--- Task prompt ---
Below are the entries; set down each of them exactly.

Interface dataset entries

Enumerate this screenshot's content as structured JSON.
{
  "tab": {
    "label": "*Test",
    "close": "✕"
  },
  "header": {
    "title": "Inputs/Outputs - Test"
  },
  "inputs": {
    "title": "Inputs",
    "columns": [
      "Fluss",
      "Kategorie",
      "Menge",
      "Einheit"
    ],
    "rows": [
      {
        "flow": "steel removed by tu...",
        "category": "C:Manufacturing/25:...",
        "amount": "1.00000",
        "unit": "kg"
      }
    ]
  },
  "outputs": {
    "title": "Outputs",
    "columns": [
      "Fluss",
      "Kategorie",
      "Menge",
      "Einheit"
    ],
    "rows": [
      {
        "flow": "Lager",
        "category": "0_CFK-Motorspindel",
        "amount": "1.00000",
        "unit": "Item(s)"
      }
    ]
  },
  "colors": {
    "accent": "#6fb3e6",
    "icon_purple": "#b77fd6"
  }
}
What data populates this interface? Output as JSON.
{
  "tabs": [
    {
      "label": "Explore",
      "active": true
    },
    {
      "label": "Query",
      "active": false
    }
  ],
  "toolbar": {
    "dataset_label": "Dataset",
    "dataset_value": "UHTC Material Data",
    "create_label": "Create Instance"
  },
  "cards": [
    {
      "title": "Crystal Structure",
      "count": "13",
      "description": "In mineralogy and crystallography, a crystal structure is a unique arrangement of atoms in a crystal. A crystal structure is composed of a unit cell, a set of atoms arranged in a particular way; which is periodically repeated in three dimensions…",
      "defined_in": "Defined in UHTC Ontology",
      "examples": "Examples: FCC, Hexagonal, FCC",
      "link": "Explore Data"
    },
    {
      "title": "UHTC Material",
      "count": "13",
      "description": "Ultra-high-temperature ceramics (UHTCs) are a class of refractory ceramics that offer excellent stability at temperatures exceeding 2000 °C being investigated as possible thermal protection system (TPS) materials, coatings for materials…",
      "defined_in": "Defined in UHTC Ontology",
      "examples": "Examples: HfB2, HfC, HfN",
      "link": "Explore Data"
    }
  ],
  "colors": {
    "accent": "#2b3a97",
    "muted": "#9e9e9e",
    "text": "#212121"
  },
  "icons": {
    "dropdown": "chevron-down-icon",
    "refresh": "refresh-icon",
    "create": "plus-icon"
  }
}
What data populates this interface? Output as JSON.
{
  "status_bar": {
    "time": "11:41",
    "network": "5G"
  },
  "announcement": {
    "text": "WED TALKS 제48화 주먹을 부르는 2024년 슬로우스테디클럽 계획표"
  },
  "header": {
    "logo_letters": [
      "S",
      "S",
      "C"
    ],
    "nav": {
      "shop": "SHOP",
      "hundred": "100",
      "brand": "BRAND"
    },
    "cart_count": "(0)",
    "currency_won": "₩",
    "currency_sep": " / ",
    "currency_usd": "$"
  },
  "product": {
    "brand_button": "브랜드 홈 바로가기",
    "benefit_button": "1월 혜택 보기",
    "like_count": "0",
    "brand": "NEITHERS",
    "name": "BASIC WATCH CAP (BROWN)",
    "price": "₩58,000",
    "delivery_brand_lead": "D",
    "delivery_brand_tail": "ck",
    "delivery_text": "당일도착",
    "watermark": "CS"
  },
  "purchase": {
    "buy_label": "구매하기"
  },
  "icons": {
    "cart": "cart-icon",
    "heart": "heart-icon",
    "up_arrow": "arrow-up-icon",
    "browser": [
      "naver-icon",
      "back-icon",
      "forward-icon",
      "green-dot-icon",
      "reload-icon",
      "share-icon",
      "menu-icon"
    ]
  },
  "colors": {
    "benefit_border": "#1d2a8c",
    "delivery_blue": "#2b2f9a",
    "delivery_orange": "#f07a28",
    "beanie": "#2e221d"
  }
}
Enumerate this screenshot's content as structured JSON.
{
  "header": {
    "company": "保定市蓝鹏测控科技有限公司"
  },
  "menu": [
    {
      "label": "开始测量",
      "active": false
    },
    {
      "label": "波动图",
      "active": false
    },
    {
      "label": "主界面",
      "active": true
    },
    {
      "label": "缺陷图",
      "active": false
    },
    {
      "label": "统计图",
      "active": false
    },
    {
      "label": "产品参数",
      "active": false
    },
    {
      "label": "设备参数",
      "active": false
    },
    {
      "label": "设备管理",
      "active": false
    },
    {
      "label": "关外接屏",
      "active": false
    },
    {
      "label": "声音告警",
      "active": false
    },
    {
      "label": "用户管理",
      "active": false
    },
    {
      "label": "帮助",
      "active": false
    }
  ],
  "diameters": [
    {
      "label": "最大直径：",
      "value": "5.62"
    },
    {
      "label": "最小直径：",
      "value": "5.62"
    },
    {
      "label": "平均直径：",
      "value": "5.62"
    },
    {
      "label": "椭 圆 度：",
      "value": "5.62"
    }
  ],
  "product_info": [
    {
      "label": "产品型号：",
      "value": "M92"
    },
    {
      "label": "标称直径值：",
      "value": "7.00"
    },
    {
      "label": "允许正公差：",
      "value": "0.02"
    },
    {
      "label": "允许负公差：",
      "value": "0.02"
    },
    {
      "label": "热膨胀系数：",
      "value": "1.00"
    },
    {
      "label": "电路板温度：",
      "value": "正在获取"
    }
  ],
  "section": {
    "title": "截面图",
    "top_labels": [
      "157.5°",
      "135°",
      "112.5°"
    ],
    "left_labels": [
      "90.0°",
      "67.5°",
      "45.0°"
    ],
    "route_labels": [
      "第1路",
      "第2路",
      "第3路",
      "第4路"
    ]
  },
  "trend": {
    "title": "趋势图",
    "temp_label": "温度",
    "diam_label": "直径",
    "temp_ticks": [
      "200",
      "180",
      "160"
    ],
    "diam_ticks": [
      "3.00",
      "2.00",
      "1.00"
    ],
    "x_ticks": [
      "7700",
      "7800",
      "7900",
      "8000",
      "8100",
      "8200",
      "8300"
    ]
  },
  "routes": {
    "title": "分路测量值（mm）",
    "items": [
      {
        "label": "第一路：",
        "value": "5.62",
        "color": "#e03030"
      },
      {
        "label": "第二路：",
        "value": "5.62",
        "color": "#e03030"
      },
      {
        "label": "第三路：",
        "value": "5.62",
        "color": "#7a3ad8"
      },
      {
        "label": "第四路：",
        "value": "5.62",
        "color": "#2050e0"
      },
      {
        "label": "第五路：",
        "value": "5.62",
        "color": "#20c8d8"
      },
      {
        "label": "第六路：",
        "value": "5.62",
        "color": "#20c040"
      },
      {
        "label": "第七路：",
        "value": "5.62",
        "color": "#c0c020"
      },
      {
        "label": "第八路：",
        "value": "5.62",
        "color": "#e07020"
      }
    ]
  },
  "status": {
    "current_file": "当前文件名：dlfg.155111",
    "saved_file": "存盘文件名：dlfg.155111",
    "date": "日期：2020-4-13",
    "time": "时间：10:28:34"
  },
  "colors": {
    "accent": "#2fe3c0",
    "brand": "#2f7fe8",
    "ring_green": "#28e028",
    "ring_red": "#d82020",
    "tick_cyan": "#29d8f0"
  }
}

--- Response to this task ---
Enumerate this screenshot's content as structured JSON.
{
  "tab": {
    "label": "*Test",
    "close": "✕"
  },
  "header": {
    "title": "Inputs/Outputs - Test"
  },
  "inputs": {
    "title": "Inputs",
    "columns": [
      "Fluss",
      "Kategorie",
      "Menge",
      "Einheit"
    ],
    "rows": [
      {
        "flow": "steel removed by tu...",
        "category": "C:Manufacturing/25:...",
        "amount": "1.00000",
        "unit": "kg"
      }
    ]
  },
  "outputs": {
    "title": "Outputs",
    "columns": [
      "Fluss",
      "Kategorie",
      "Menge",
      "Einheit"
    ],
    "rows": [
      {
        "flow": "Lager",
        "category": "0_CFK-Motorspindel",
        "amount": "1.00000",
        "unit": "Item(s)"
      }
    ]
  },
  "colors": {
    "accent": "#6fb3e6",
    "icon_purple": "#b77fd6"
  }
}
What data populates this interface? Output as JSON.
{
  "tabs": [
    {
      "label": "Explore",
      "active": true
    },
    {
      "label": "Query",
      "active": false
    }
  ],
  "toolbar": {
    "dataset_label": "Dataset",
    "dataset_value": "UHTC Material Data",
    "create_label": "Create Instance"
  },
  "cards": [
    {
      "title": "Crystal Structure",
      "count": "13",
      "description": "In mineralogy and crystallography, a crystal structure is a unique arrangement of atoms in a crystal. A crystal structure is composed of a unit cell, a set of atoms arranged in a particular way; which is periodically repeated in three dimensions…",
      "defined_in": "Defined in UHTC Ontology",
      "examples": "Examples: FCC, Hexagonal, FCC",
      "link": "Explore Data"
    },
    {
      "title": "UHTC Material",
      "count": "13",
      "description": "Ultra-high-temperature ceramics (UHTCs) are a class of refractory ceramics that offer excellent stability at temperatures exceeding 2000 °C being investigated as possible thermal protection system (TPS) materials, coatings for materials…",
      "defined_in": "Defined in UHTC Ontology",
      "examples": "Examples: HfB2, HfC, HfN",
      "link": "Explore Data"
    }
  ],
  "colors": {
    "accent": "#2b3a97",
    "muted": "#9e9e9e",
    "text": "#212121"
  },
  "icons": {
    "dropdown": "chevron-down-icon",
    "refresh": "refresh-icon",
    "create": "plus-icon"
  }
}
What data populates this interface? Output as JSON.
{
  "status_bar": {
    "time": "11:41",
    "network": "5G"
  },
  "announcement": {
    "text": "WED TALKS 제48화 주먹을 부르는 2024년 슬로우스테디클럽 계획표"
  },
  "header": {
    "logo_letters": [
      "S",
      "S",
      "C"
    ],
    "nav": {
      "shop": "SHOP",
      "hundred": "100",
      "brand": "BRAND"
    },
    "cart_count": "(0)",
    "currency_won": "₩",
    "currency_sep": " / ",
    "currency_usd": "$"
  },
  "product": {
    "brand_button": "브랜드 홈 바로가기",
    "benefit_button": "1월 혜택 보기",
    "like_count": "0",
    "brand": "NEITHERS",
    "name": "BASIC WATCH CAP (BROWN)",
    "price": "₩58,000",
    "delivery_brand_lead": "D",
    "delivery_brand_tail": "ck",
    "delivery_text": "당일도착",
    "watermark": "CS"
  },
  "purchase": {
    "buy_label": "구매하기"
  },
  "icons": {
    "cart": "cart-icon",
    "heart": "heart-icon",
    "up_arrow": "arrow-up-icon",
    "browser": [
      "naver-icon",
      "back-icon",
      "forward-icon",
      "green-dot-icon",
      "reload-icon",
      "share-icon",
      "menu-icon"
    ]
  },
  "colors": {
    "benefit_border": "#1d2a8c",
    "delivery_blue": "#2b2f9a",
    "delivery_orange": "#f07a28",
    "beanie": "#2e221d"
  }
}
Enumerate this screenshot's content as structured JSON.
{
  "header": {
    "company": "保定市蓝鹏测控科技有限公司"
  },
  "menu": [
    {
      "label": "开始测量",
      "active": false
    },
    {
      "label": "波动图",
      "active": false
    },
    {
      "label": "主界面",
      "active": true
    },
    {
      "label": "缺陷图",
      "active": false
    },
    {
      "label": "统计图",
      "active": false
    },
    {
      "label": "产品参数",
      "active": false
    },
    {
      "label": "设备参数",
      "active": false
    },
    {
      "label": "设备管理",
      "active": false
    },
    {
      "label": "关外接屏",
      "active": false
    },
    {
      "label": "声音告警",
      "active": false
    },
    {
      "label": "用户管理",
      "active": false
    },
    {
      "label": "帮助",
      "active": false
    }
  ],
  "diameters": [
    {
      "label": "最大直径：",
      "value": "5.62"
    },
    {
      "label": "最小直径：",
      "value": "5.62"
    },
    {
      "label": "平均直径：",
      "value": "5.62"
    },
    {
      "label": "椭 圆 度：",
      "value": "5.62"
    }
  ],
  "product_info": [
    {
      "label": "产品型号：",
      "value": "M92"
    },
    {
      "label": "标称直径值：",
      "value": "7.00"
    },
    {
      "label": "允许正公差：",
      "value": "0.02"
    },
    {
      "label": "允许负公差：",
      "value": "0.02"
    },
    {
      "label": "热膨胀系数：",
      "value": "1.00"
    },
    {
      "label": "电路板温度：",
      "value": "正在获取"
    }
  ],
  "section": {
    "title": "截面图",
    "top_labels": [
      "157.5°",
      "135°",
      "112.5°"
    ],
    "left_labels": [
      "90.0°",
      "67.5°",
      "45.0°"
    ],
    "route_labels": [
      "第1路",
      "第2路",
      "第3路",
      "第4路"
    ]
  },
  "trend": {
    "title": "趋势图",
    "temp_label": "温度",
    "diam_label": "直径",
    "temp_ticks": [
      "200",
      "180",
      "160"
    ],
    "diam_ticks": [
      "3.00",
      "2.00",
      "1.00"
    ],
    "x_ticks": [
      "7700",
      "7800",
      "7900",
      "8000",
      "8100",
      "8200",
      "8300"
    ]
  },
  "routes": {
    "title": "分路测量值（mm）",
    "items": [
      {
        "label": "第一路：",
        "value": "5.62",
        "color": "#e03030"
      },
      {
        "label": "第二路：",
        "value": "5.62",
        "color": "#e03030"
      },
      {
        "label": "第三路：",
        "value": "5.62",
        "color": "#7a3ad8"
      },
      {
        "label": "第四路：",
        "value": "5.62",
        "color": "#2050e0"
      },
      {
        "label": "第五路：",
        "value": "5.62",
        "color": "#20c8d8"
      },
      {
        "label": "第六路：",
        "value": "5.62",
        "color": "#20c040"
      },
      {
        "label": "第七路：",
        "value": "5.62",
        "color": "#c0c020"
      },
      {
        "label": "第八路：",
        "value": "5.62",
        "color": "#e07020"
      }
    ]
  },
  "status": {
    "current_file": "当前文件名：dlfg.155111",
    "saved_file": "存盘文件名：dlfg.155111",
    "date": "日期：2020-4-13",
    "time": "时间：10:28:34"
  },
  "colors": {
    "accent": "#2fe3c0",
    "brand": "#2f7fe8",
    "ring_green": "#28e028",
    "ring_red": "#d82020",
    "tick_cyan": "#29d8f0"
  }
}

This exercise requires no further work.